their larger size, the lens has a lot more reach, often up to 30X, compared to the average of 8X that most compacts have.
They also feature a higher megapixel count, and more manual options than a compact. These extra features do come at a
higher cost, but they're still very affordable, and you get an awful lot for your money.
If you're after something
rugged and portable, these probably aren't for you. On top of that, a lot of bridge cameras also take AA batteries,
unlike the rechargable camera-specific rechargable batteries that compacts and DSLRs come with as standard. Their added size and bulk makes them a less portable option, but
that extra space is needed to accomodate the extra hardware that give these cameras such a big zoom.
Also called DSLRs, short for Digital Single Lens Reflex, Digital SLRs cameras are the
ultimate. Ultimate quality, ultimate speed, ultimate customisability. Unlike the other two breeds we've spoken about,
DSLRs can be adjusted to suit your requirements by adding new lenses, giving you that little bit of extra reach, or
providing the perfect macro lens. If you're looking at getting into big time photography, or have just started a new
photography course at tech, then one of these is probably perfect for you. Generally, DSLRs come with at least one lens,
and often come in a kit with two - a macro (close-up) lens, and a telephoto (zoom) lens. Nikon and Canon are the two
behemoths in the DSLR range, and you'd do well to stick with either brand - It's a largely Holden-Ford kind of
relationship. It is worth noting that lenses aren't interchangable between brands, but are interchangable between sa/me-
brand models.

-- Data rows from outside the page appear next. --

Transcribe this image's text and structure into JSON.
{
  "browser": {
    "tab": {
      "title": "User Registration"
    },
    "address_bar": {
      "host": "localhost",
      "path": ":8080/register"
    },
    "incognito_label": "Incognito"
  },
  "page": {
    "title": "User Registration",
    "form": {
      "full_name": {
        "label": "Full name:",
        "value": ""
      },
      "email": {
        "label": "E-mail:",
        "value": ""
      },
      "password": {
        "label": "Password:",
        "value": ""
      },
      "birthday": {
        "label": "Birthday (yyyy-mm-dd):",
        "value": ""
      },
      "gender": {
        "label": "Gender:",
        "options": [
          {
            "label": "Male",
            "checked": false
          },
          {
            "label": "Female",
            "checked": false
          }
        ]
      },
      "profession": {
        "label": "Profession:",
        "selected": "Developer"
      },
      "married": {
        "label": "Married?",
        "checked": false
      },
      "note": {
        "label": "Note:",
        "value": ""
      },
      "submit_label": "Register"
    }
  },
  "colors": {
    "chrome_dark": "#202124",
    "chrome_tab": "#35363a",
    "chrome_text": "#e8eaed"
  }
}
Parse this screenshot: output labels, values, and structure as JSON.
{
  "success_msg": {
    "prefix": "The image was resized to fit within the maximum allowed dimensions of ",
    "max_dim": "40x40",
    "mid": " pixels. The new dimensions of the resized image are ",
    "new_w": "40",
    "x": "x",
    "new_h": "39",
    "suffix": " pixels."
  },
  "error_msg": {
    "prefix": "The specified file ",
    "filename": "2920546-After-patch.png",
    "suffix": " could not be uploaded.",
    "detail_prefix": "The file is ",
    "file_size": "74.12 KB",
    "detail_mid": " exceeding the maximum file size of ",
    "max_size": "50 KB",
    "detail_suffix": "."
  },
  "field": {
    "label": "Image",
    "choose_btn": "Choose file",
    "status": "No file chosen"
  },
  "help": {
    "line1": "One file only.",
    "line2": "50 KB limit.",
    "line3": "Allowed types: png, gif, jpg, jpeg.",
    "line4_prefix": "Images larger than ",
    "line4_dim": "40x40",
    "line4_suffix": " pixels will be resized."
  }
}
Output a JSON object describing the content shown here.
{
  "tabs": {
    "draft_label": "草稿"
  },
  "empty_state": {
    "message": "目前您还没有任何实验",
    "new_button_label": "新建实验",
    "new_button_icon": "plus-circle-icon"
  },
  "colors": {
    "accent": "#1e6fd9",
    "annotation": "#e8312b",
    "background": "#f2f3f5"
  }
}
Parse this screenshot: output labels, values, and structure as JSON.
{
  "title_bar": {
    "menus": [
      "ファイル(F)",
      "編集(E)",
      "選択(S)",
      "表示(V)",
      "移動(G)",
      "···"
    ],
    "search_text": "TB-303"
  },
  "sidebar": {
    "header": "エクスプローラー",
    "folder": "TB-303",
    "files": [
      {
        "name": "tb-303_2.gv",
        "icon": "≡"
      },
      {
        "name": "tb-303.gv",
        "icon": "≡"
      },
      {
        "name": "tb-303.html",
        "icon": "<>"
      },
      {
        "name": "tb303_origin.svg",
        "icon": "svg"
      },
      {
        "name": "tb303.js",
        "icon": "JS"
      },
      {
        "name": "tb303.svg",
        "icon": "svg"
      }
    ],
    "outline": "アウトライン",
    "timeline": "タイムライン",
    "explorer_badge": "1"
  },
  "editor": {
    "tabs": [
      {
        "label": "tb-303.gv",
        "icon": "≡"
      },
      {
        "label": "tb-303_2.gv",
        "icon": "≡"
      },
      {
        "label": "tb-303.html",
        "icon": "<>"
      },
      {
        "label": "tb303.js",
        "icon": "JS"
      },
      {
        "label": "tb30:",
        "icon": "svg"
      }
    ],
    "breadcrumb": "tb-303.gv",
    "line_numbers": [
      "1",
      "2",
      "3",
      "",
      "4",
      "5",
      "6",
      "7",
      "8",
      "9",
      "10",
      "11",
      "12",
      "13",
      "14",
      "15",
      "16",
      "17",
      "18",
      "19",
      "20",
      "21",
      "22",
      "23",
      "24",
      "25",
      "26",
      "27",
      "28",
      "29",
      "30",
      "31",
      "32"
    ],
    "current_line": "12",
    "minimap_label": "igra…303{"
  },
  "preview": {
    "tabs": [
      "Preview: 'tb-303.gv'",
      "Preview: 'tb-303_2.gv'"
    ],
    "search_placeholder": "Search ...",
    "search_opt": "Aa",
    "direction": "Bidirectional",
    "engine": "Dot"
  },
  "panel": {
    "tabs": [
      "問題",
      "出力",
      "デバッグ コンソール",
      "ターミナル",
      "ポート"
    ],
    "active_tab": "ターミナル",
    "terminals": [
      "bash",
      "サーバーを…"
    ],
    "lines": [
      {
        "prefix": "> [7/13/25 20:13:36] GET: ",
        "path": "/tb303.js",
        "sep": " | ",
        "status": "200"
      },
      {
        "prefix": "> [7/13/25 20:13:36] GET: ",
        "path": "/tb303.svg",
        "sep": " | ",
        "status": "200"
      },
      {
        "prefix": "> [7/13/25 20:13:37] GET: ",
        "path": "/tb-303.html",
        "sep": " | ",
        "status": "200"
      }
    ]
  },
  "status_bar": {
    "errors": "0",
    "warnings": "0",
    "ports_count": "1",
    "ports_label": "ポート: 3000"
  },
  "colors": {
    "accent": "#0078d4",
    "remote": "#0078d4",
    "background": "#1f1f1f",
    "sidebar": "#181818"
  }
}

So, if you've got a Canon EOS 700D,
and decide to upgrade to the 7D, you'll be able to keep
all your old lenses and just stick them on your new camera.
take a bit of maintenance, and aren't something you want to be biffing in your bag or chucking around too much. There's a
lot of moving parts in these, and a lot of glass. That's not to say they're weak or fragile, but a bit of extra care
doesn't go amiss. Investing in a decent bag and lens protector may cost you a bit now, but could save you an awful lot down
Most Popular Digital Cameras